Among the initiatives urged by the bishops is a total ban on assault weapons. Dewane noted in his statement that the bishops supported the 1994 ban, which congress failed to renew in 2004.


5. Pope offers condolences for Texas church shooting.

By Associated Press, November 7, 2017, 10:58 AM

Pope Francis has sent a telegram to the archbishop of San Antonio, Texas, to express his condolences for the deadly shooting at the First Baptist Church in Sutherland Springs.

The telegram was sent Tuesday by the Vatican’s secretary of state, Cardinal Pietro Parolin, who said the pope was “deeply grieved by news of the loss of life and grave injuries caused by the act of senseless violence.”

Twenty-six people were killed in Sunday’s attack at the Texas church.


6. House Bill Would Strip Adoption Tax Credit: ‘Pro-Life’ conservatives urge House to retain break, not cut taxes ‘on the backs of orphans’.

By Natalie Andrews, The Wall Street Journal, November 7, 2017, 2:53 PM

Social conservatives have urged House Republicans to retain a tax credit for families who adopt children in their tax overhaul bill, arguing the party shouldn’t gin up revenue at the expense of vulnerable children and the taxpayers who would give them homes.

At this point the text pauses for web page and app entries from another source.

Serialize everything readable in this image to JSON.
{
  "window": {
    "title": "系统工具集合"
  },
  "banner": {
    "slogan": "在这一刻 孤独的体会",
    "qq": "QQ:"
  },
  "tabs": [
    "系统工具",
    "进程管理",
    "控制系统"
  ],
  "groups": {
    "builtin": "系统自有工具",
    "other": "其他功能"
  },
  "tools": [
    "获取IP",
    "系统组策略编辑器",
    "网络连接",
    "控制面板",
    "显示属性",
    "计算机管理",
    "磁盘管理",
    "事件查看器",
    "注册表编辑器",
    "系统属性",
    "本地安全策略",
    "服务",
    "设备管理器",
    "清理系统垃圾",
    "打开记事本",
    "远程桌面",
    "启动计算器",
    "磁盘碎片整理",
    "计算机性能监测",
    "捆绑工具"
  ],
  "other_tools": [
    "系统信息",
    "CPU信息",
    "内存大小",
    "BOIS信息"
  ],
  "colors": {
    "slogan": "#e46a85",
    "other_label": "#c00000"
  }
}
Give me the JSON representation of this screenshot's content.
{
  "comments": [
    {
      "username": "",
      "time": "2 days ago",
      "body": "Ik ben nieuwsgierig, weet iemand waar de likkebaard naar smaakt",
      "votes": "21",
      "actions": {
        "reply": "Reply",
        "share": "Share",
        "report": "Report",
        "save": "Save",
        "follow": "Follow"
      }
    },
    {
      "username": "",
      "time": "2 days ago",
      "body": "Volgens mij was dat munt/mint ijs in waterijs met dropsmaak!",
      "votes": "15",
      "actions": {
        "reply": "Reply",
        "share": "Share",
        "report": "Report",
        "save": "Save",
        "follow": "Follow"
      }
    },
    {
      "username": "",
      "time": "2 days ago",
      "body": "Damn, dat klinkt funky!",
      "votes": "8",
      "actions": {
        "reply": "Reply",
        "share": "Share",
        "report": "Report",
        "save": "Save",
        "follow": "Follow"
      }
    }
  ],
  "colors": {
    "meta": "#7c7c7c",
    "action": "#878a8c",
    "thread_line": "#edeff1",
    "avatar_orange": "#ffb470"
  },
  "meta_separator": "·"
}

The adoption tax credit is on the chopping block in the bill being debated this week in the House Ways and Means Committee. The bill’s drafters aim to significantly cut corporate taxes, compress individual income-tax brackets and eventually repeal the state tax, requiring them to offset those revenue losses by curtailing other tax breaks. The Joint Committee on Taxation estimates repealing the adoption credit would raise $3.8 billion over a decade.

But adoption advocates argue the high initial costs of adopting a child, including legal fees and medical expenses, justify a special credit. The adoption credit—a one-time credit of up to $13,570 per child—is only available to those with incomes lower than $243,540. In 2015, 63,950 families used the credit, for an average benefit of $3,925, according to Internal Revenue Service data. The total cost of the credit is $251 million.

The bill will raise the child tax credit to $1,600 per child from $500, a measure the bill’s authors say will aid all families, and provide other broad tax benefits.

“Do we want to stick with the old credit, which leaves fewer and fewer people behind, and helps one time in your life?” Ways and Means Committee Chairman Kevin Brady (R., Texas), who adopted two of his children, said on a radio broadcast Tuesday. “Or do we go with the tax cuts that provide about $2,000 a year, and the new family credit that helps you with your child every year of their life?”